_EXERCISE_.
Report all lines in the records that hold the string "audiogram".

─── RECORDS FOR PROCESSING ───

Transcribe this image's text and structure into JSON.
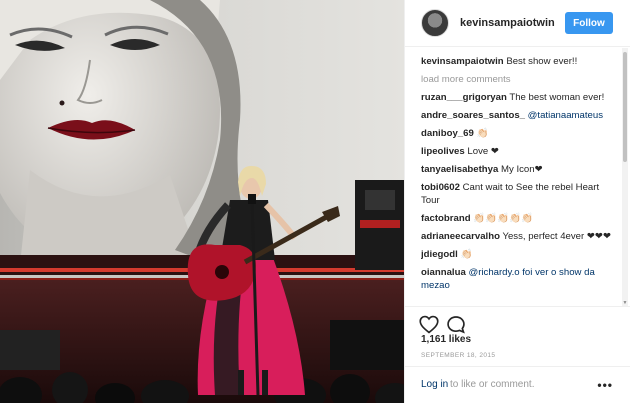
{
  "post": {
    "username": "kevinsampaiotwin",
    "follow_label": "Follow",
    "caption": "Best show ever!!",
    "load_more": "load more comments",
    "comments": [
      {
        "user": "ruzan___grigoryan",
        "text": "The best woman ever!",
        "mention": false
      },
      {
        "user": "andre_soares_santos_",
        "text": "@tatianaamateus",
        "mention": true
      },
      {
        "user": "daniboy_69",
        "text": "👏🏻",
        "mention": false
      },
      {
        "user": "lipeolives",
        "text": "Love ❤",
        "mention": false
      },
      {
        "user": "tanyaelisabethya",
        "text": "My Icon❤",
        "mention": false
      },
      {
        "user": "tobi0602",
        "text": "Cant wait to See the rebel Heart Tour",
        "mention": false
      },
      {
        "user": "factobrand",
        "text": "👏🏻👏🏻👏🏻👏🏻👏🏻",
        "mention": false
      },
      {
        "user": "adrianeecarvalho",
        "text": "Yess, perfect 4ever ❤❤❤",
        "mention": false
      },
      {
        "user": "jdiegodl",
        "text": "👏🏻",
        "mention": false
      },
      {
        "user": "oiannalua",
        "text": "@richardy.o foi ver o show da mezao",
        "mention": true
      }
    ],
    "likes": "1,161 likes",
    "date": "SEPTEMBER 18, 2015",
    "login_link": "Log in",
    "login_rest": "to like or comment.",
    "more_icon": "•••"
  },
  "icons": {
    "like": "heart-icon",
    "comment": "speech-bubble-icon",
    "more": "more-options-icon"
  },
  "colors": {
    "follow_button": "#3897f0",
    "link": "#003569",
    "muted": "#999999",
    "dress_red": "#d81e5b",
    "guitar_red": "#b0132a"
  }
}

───
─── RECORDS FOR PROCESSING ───

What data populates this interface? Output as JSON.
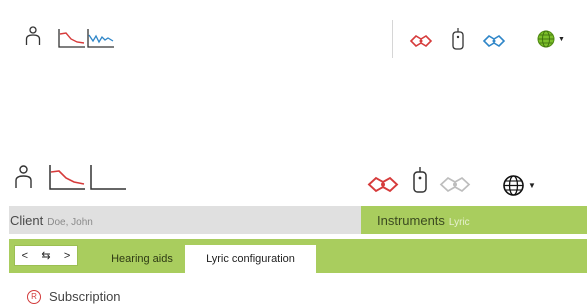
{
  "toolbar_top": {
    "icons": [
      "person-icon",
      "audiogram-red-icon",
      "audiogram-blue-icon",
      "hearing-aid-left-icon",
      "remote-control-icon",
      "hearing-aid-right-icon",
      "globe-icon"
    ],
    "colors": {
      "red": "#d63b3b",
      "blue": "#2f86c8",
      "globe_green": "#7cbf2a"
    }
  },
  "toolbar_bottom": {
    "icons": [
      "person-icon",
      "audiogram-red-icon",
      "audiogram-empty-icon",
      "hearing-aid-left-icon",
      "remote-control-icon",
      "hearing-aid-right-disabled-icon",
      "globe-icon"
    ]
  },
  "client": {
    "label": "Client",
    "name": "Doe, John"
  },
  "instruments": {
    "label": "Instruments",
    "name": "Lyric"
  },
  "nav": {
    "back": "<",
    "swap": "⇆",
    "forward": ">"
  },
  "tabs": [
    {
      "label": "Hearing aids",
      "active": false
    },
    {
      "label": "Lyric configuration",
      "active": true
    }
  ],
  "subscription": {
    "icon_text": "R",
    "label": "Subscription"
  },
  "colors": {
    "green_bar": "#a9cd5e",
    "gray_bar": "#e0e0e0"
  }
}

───

_TASK SOLUTION_.
      "audiogram-red-icon",
      "audiogram-blue-icon",
      "audiogram-red-icon",
      "audiogram-empty-icon",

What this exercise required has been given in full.